The number of job vacancies saw the biggest falls since data was first gathered in 2001. Retail, restaurants and hotels were particularly hard-hit.
If that continues, the lack of new openings will make a big contribution to future unemployment. Young people will struggle to get their first jobs, and workers who lose their jobs will struggle to find new opportunities.
How many people are claiming unemployment benefits?
The figure for people claiming benefits paints a contradictory picture.
Over the past three months the number of people claiming out-of-work benefits more than doubled. It reached 2.6 million in June – an extraordinary rise – though it has fallen slightly since May.
However, there are question marks over this number.
Benefit claimants are migrating to the new universal credit (UC) system.
Many groups which would not have been included before are listed as “searching for work” under UC and thus appearing in the claimant numbers. For instance, some are working, but only earning small amounts.
Also, many workers may have made a UC claim before receiving support payments from the government. These would have been under the Job Retention Scheme or furlough (which temporarily pays 80% of their wages,) or the Self-Employment Income Support Scheme.
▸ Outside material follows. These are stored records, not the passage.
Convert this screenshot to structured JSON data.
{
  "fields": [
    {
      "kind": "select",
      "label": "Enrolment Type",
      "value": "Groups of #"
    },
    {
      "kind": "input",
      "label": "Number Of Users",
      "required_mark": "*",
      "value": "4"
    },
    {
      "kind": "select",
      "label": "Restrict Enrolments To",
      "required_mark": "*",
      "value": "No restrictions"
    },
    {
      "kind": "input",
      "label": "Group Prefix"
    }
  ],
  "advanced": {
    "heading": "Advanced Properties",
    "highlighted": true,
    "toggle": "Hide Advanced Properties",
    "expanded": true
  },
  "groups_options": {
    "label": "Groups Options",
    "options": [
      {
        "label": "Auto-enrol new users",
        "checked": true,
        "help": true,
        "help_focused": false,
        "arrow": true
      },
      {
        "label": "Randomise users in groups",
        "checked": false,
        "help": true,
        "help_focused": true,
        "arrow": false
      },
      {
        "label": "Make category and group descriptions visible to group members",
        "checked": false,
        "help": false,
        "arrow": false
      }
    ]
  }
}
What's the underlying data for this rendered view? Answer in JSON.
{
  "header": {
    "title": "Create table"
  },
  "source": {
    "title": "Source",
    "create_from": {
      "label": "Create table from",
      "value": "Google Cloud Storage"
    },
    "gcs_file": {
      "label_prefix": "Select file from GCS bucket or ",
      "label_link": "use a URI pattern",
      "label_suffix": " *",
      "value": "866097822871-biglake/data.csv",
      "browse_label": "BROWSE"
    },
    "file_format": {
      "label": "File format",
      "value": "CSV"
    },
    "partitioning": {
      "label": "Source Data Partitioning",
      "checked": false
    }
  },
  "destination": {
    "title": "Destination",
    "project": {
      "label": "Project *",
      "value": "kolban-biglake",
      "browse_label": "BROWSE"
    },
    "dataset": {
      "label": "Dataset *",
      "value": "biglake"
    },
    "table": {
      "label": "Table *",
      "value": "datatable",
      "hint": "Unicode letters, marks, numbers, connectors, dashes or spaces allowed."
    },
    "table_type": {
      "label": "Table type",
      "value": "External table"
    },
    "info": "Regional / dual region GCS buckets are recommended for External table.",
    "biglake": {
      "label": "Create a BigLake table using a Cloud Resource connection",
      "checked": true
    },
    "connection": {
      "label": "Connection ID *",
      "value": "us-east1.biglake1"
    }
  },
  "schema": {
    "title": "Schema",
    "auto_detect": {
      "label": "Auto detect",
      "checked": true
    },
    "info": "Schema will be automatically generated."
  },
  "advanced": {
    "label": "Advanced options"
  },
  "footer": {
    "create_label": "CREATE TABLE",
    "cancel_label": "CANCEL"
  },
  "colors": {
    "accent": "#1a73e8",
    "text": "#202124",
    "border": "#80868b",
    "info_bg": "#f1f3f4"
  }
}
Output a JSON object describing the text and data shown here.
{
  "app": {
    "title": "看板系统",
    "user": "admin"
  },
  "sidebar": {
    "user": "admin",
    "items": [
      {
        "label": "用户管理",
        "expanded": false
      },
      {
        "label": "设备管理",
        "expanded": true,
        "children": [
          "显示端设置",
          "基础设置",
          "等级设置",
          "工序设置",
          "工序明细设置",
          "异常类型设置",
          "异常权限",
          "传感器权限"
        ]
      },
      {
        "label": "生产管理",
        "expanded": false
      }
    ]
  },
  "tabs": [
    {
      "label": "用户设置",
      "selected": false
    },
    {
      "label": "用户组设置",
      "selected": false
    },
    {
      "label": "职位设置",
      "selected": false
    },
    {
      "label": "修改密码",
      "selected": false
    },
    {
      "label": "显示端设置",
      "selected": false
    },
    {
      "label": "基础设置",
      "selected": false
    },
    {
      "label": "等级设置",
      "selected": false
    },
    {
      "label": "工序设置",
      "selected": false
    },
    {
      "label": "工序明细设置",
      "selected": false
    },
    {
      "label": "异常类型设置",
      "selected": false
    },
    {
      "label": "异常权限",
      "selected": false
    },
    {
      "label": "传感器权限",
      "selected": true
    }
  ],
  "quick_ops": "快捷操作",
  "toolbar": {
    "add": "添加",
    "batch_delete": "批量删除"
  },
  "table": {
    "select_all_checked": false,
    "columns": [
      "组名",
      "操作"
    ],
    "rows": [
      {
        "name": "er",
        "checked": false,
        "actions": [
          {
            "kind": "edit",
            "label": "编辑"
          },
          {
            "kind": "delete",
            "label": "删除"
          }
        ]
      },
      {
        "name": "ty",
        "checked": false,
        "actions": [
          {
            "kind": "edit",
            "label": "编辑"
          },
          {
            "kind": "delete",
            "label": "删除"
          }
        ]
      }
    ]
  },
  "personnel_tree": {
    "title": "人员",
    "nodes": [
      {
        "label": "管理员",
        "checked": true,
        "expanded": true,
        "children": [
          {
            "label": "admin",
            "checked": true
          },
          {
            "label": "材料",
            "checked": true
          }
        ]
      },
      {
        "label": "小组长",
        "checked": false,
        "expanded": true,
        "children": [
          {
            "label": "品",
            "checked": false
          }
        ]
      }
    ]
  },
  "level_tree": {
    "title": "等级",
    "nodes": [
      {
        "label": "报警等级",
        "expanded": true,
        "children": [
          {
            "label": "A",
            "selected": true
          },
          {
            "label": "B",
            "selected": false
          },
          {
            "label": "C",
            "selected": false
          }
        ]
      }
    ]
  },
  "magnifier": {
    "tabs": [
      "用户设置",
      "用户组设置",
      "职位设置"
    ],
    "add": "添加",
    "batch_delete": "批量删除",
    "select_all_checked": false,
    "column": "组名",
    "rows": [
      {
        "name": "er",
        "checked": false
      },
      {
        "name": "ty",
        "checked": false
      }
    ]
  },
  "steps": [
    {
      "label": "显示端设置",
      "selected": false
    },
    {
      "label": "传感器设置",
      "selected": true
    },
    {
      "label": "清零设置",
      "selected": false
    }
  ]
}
According to research from the Resolution Foundation think tank, these groups account for more than a quarter of the rise in claimant numbers. Only 45% of the rise in benefit claimants between March and May was down to newly unemployed people, it calculates.
The foundation calls the claimant count a “poor barometer of unemployment”, and the ONS does not list it as an official statistic any more.
What will happen to unemployment in the future?
The furlough scheme ends in October – and employers will have to decide if they can afford to keep those workers or let them go. That could see a big wave of unemployment in the autumn.
A survey in May by the Resolution Foundation found that a quarter of furloughed workers thought they were likely to be laid off.
The big job cuts announcements made by companies from the start of July won’t come through in the official numbers for a couple of months at least.
Predicting what will happen to unemployment is impossible – but scenarios published by the government’s spending watchdog, the Office for Budget Responsibility, give an official view of what might happen.
In its optimistic “upside” scenario, the unemployment rate peaks at 9.7% this year, and returns to pre-crisis levels in 2022.
In the “downside” scenario, it peaks at 13.2%, in 2021 – 4 million people out of work. It is still at 6.3% by the end of this scenario in 2024, still well above pre-crisis levels.